  • CDC has sent out a HAN (Health Alert Network) notification to healthcare providers and public health partners to help clinicians and state health departments learn more, including how to report any other potential cases they have identified. Additional HAN notifications are planned when there are clinical or laboratory updates.

What Parents Can Do

Hearing about severe liver disease in children can be concerning. If you have any questions about your child’s health, call your child’s healthcare provider.
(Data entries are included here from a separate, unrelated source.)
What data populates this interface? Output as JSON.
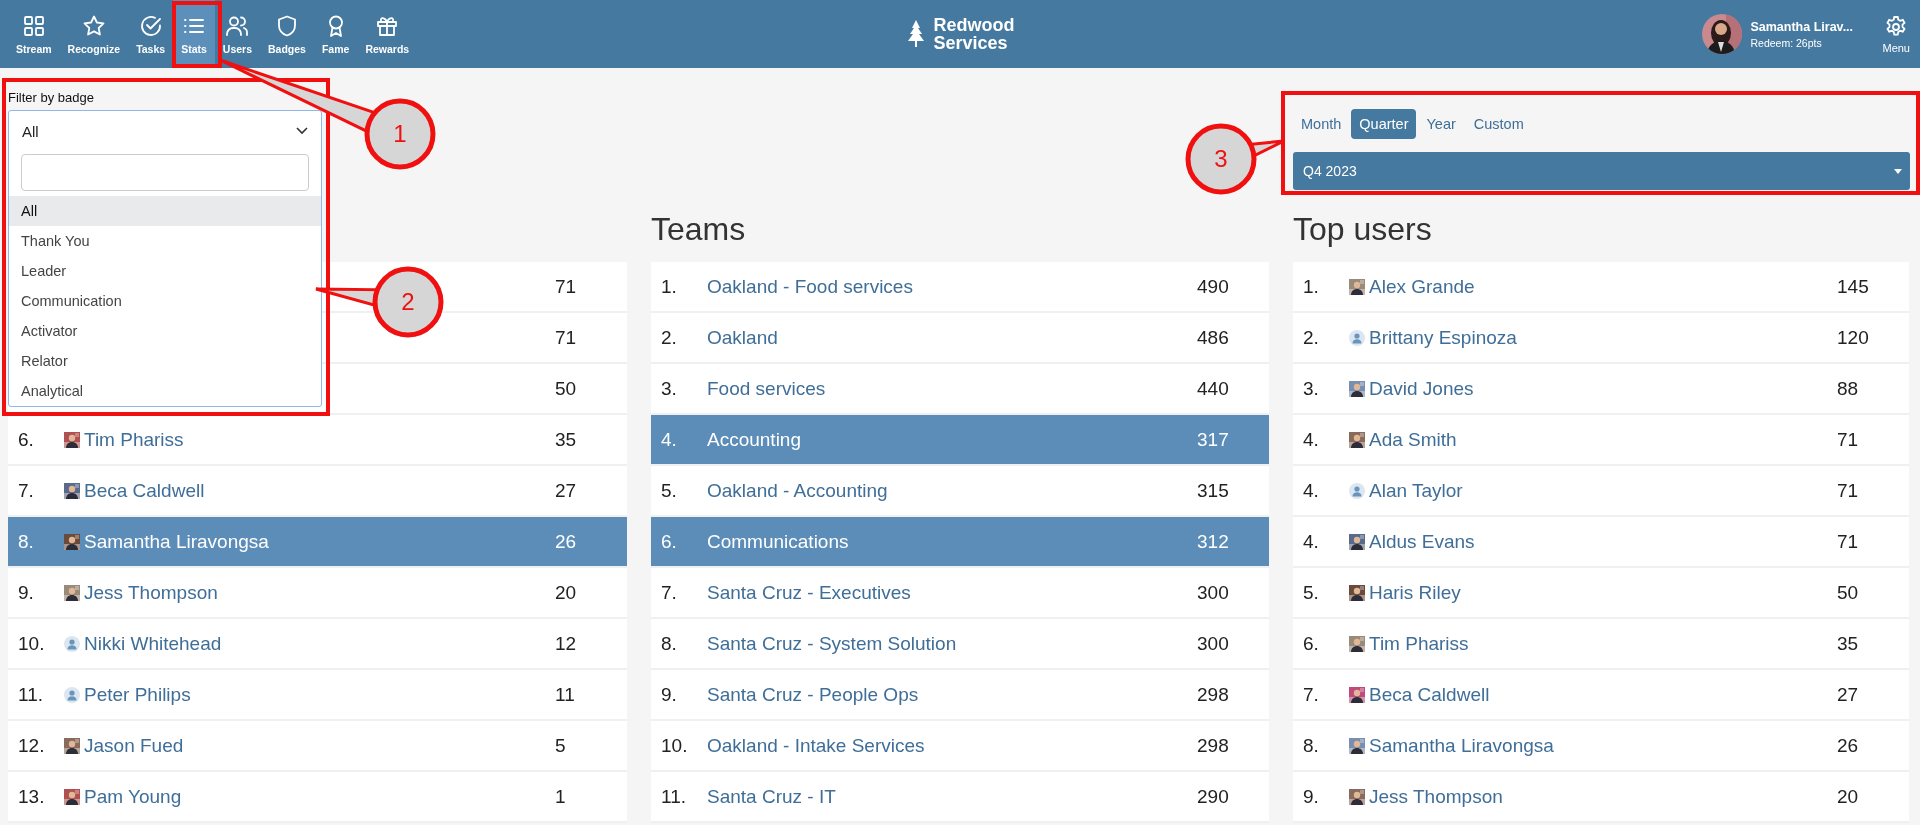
{
  "nav": {
    "items": [
      {
        "label": "Stream",
        "selected": false
      },
      {
        "label": "Recognize",
        "selected": false
      },
      {
        "label": "Tasks",
        "selected": false
      },
      {
        "label": "Stats",
        "selected": true
      },
      {
        "label": "Users",
        "selected": false
      },
      {
        "label": "Badges",
        "selected": false
      },
      {
        "label": "Fame",
        "selected": false
      },
      {
        "label": "Rewards",
        "selected": false
      }
    ],
    "logo": [
      "Redwood",
      "Services"
    ],
    "user": {
      "name": "Samantha Lirav...",
      "points": "Redeem: 26pts"
    },
    "menu": "Menu"
  },
  "filter": {
    "label": "Filter by badge",
    "value": "All",
    "options": [
      {
        "label": "All",
        "selected": true
      },
      {
        "label": "Thank You",
        "selected": false
      },
      {
        "label": "Leader",
        "selected": false
      },
      {
        "label": "Communication",
        "selected": false
      },
      {
        "label": "Activator",
        "selected": false
      },
      {
        "label": "Relator",
        "selected": false
      },
      {
        "label": "Analytical",
        "selected": false
      }
    ]
  },
  "period": {
    "tabs": [
      {
        "label": "Month",
        "selected": false
      },
      {
        "label": "Quarter",
        "selected": true
      },
      {
        "label": "Year",
        "selected": false
      },
      {
        "label": "Custom",
        "selected": false
      }
    ],
    "value": "Q4 2023"
  },
  "columns": [
    {
      "rows": [
        {
          "score": "71",
          "selected": false
        },
        {
          "score": "71",
          "selected": false
        },
        {
          "score": "50",
          "selected": false
        },
        {
          "rank": "6.",
          "name": "Tim Phariss",
          "score": "35",
          "selected": false
        },
        {
          "rank": "7.",
          "name": "Beca Caldwell",
          "score": "27",
          "selected": false
        },
        {
          "rank": "8.",
          "name": "Samantha Liravongsa",
          "score": "26",
          "selected": true
        },
        {
          "rank": "9.",
          "name": "Jess Thompson",
          "score": "20",
          "selected": false
        },
        {
          "rank": "10.",
          "name": "Nikki Whitehead",
          "kind": "default",
          "score": "12",
          "selected": false
        },
        {
          "rank": "11.",
          "name": "Peter Philips",
          "kind": "default",
          "score": "11",
          "selected": false
        },
        {
          "rank": "12.",
          "name": "Jason Fued",
          "score": "5",
          "selected": false
        },
        {
          "rank": "13.",
          "name": "Pam Young",
          "score": "1",
          "selected": false
        }
      ]
    },
    {
      "title": "Teams",
      "rows": [
        {
          "rank": "1.",
          "name": "Oakland - Food services",
          "score": "490",
          "selected": false
        },
        {
          "rank": "2.",
          "name": "Oakland",
          "score": "486",
          "selected": false
        },
        {
          "rank": "3.",
          "name": "Food services",
          "score": "440",
          "selected": false
        },
        {
          "rank": "4.",
          "name": "Accounting",
          "score": "317",
          "selected": true
        },
        {
          "rank": "5.",
          "name": "Oakland - Accounting",
          "score": "315",
          "selected": false
        },
        {
          "rank": "6.",
          "name": "Communications",
          "score": "312",
          "selected": true
        },
        {
          "rank": "7.",
          "name": "Santa Cruz - Executives",
          "score": "300",
          "selected": false
        },
        {
          "rank": "8.",
          "name": "Santa Cruz - System Solution",
          "score": "300",
          "selected": false
        },
        {
          "rank": "9.",
          "name": "Santa Cruz - People Ops",
          "score": "298",
          "selected": false
        },
        {
          "rank": "10.",
          "name": "Oakland - Intake Services",
          "score": "298",
          "selected": false
        },
        {
          "rank": "11.",
          "name": "Santa Cruz - IT",
          "score": "290",
          "selected": false
        }
      ]
    },
    {
      "title": "Top users",
      "rows": [
        {
          "rank": "1.",
          "name": "Alex Grande",
          "score": "145",
          "selected": false
        },
        {
          "rank": "2.",
          "name": "Brittany Espinoza",
          "kind": "default",
          "score": "120",
          "selected": false
        },
        {
          "rank": "3.",
          "name": "David Jones",
          "score": "88",
          "selected": false
        },
        {
          "rank": "4.",
          "name": "Ada Smith",
          "score": "71",
          "selected": false
        },
        {
          "rank": "4.",
          "name": "Alan Taylor",
          "kind": "default",
          "score": "71",
          "selected": false
        },
        {
          "rank": "4.",
          "name": "Aldus Evans",
          "score": "71",
          "selected": false
        },
        {
          "rank": "5.",
          "name": "Haris Riley",
          "score": "50",
          "selected": false
        },
        {
          "rank": "6.",
          "name": "Tim Phariss",
          "score": "35",
          "selected": false
        },
        {
          "rank": "7.",
          "name": "Beca Caldwell",
          "score": "27",
          "selected": false
        },
        {
          "rank": "8.",
          "name": "Samantha Liravongsa",
          "score": "26",
          "selected": false
        },
        {
          "rank": "9.",
          "name": "Jess Thompson",
          "score": "20",
          "selected": false
        }
      ]
    }
  ],
  "callouts": [
    {
      "number": "1"
    },
    {
      "number": "2"
    },
    {
      "number": "3"
    }
  ]
}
Other things you can do are:

  • Be aware of the symptoms of liver inflammation, which include:
    • fever
    • fatigue
    • loss of appetite
    • nausea
    • vomiting
    • abdominal pain
    • dark urine
    • light-colored stools (poop)
    • joint pain
    • jaundice (yellowing of the skin)
  • Keep children up to date on all their vaccinations.
  • Help your child take everyday actions to help prevent disease, like:
    • washing hands often,
    • avoiding people who are sick,
    • covering coughs and sneezes, and
    • teaching them to avoid touching the eyes, nose, or mouth.

Learn more about adenovirus.
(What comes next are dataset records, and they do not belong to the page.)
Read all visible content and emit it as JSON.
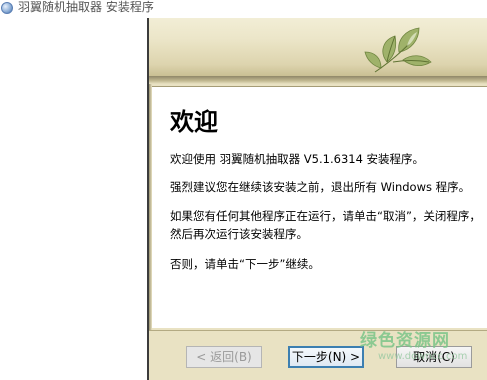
{
  "window": {
    "title": "羽翼随机抽取器 安装程序",
    "icon": "installer-disc-icon"
  },
  "header": {
    "logo": "leaf-logo-icon"
  },
  "content": {
    "heading": "欢迎",
    "para1": "欢迎使用 羽翼随机抽取器 V5.1.6314 安装程序。",
    "para2": "强烈建议您在继续该安装之前，退出所有 Windows 程序。",
    "para3": "如果您有任何其他程序正在运行，请单击“取消”，关闭程序，然后再次运行该安装程序。",
    "para4": "否则，请单击“下一步”继续。"
  },
  "buttons": {
    "back_label": "< 返回(B)",
    "next_label": "下一步(N) >",
    "cancel_label": "取消(C)"
  },
  "watermark": {
    "main": "绿色资源网",
    "sub": "www.downcc.com"
  },
  "colors": {
    "beige": "#e9e2c3",
    "focus_border": "#3c7fb1",
    "leaf_green": "#8ea65a"
  }
}
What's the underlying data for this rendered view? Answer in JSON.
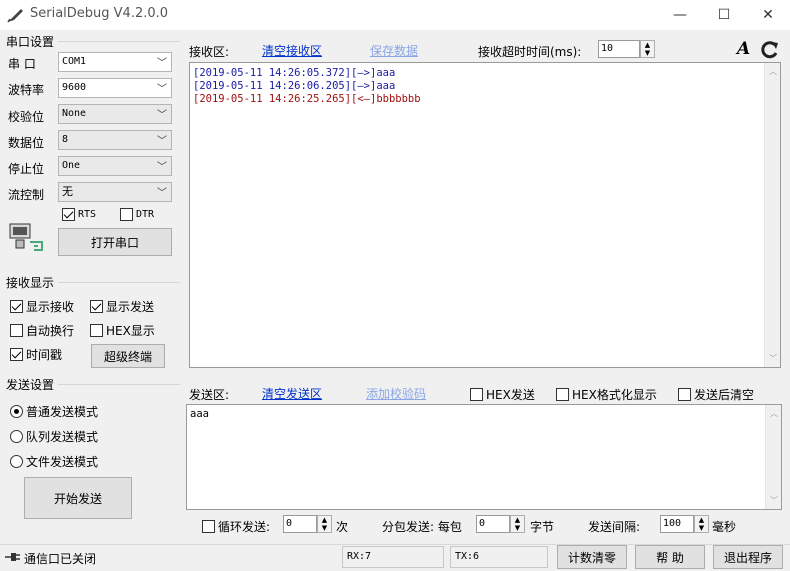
{
  "window": {
    "title": "SerialDebug V4.2.0.0",
    "minimize_glyph": "—",
    "maximize_glyph": "☐",
    "close_glyph": "✕"
  },
  "serial_settings": {
    "group_title": "串口设置",
    "port_label": "串  口",
    "port_value": "COM1",
    "baud_label": "波特率",
    "baud_value": "9600",
    "parity_label": "校验位",
    "parity_value": "None",
    "databits_label": "数据位",
    "databits_value": "8",
    "stopbits_label": "停止位",
    "stopbits_value": "One",
    "flow_label": "流控制",
    "flow_value": "无",
    "rts_label": "RTS",
    "rts_checked": true,
    "dtr_label": "DTR",
    "dtr_checked": false,
    "open_button": "打开串口"
  },
  "receive_display": {
    "group_title": "接收显示",
    "show_receive": "显示接收",
    "show_send": "显示发送",
    "auto_wrap": "自动换行",
    "hex_display": "HEX显示",
    "timestamp": "时间戳",
    "super_terminal": "超级终端"
  },
  "send_settings": {
    "group_title": "发送设置",
    "mode_normal": "普通发送模式",
    "mode_queue": "队列发送模式",
    "mode_file": "文件发送模式",
    "start_button": "开始发送"
  },
  "receive_area": {
    "label": "接收区:",
    "clear_link": "清空接收区",
    "save_link": "保存数据",
    "timeout_label": "接收超时时间(ms):",
    "timeout_value": "10",
    "font_icon_text": "A",
    "log": [
      {
        "text": "[2019-05-11 14:26:05.372][—>]aaa",
        "color": "#1a1aa6"
      },
      {
        "text": "[2019-05-11 14:26:06.205][—>]aaa",
        "color": "#1a1aa6"
      },
      {
        "text": "[2019-05-11 14:26:25.265][<—]bbbbbbb",
        "color": "#a01010"
      }
    ]
  },
  "send_area": {
    "label": "发送区:",
    "clear_link": "清空发送区",
    "checksum_link": "添加校验码",
    "hex_send": "HEX发送",
    "hex_format": "HEX格式化显示",
    "clear_after_send": "发送后清空",
    "content": "aaa",
    "loop_send_label": "循环发送:",
    "loop_value": "0",
    "loop_unit": "次",
    "packet_label": "分包发送: 每包",
    "packet_value": "0",
    "packet_unit": "字节",
    "interval_label": "发送间隔:",
    "interval_value": "100",
    "interval_unit": "毫秒"
  },
  "status_bar": {
    "port_status": "通信口已关闭",
    "rx": "RX:7",
    "tx": "TX:6",
    "reset_counter": "计数清零",
    "help": "帮  助",
    "exit": "退出程序"
  }
}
How CDC Investigates New Clusters of Illness

Investigating the occurrence of more than the expected number of cases of an illness is a multistep process focused on answering three questions:

  • “What is the problem?”
  • “What is the cause?”
  • “What can we do about it?”

What is the problem?

To identify the problem, CDC creates a “case definition.” A case definition provides a common understanding of who has the illness and helps investigators as they collect data on those cases. The data collected helps scientists understand the size, timing, severity, and possible cause of the illness. Investigators keep track of the cases over time.

What is the cause?

The next step is to develop and assess theories about how or what might be happening to cause people to get sick around the same time. Developing theories about the cause of the illness is an ongoing process. Investigators use interviews, questionnaires, and other tools to help narrow down how and where people got sick. Theories about the cause of an illness are continually changed or disproved as more information is gathered.

What can we do about it?

As investigators identify the likely cause of the illness, they implement disease control and prevention activities to prevent the spread of the disease. Scientists continue to count the number of new cases and monitor the situation to determine if prevention measures are working and disease spread is being controlled.

Public health officials choose measures to control the spread of the illness based on the information available to them. Measures can change as the investigation goes on.

Page last reviewed: May 6, 2022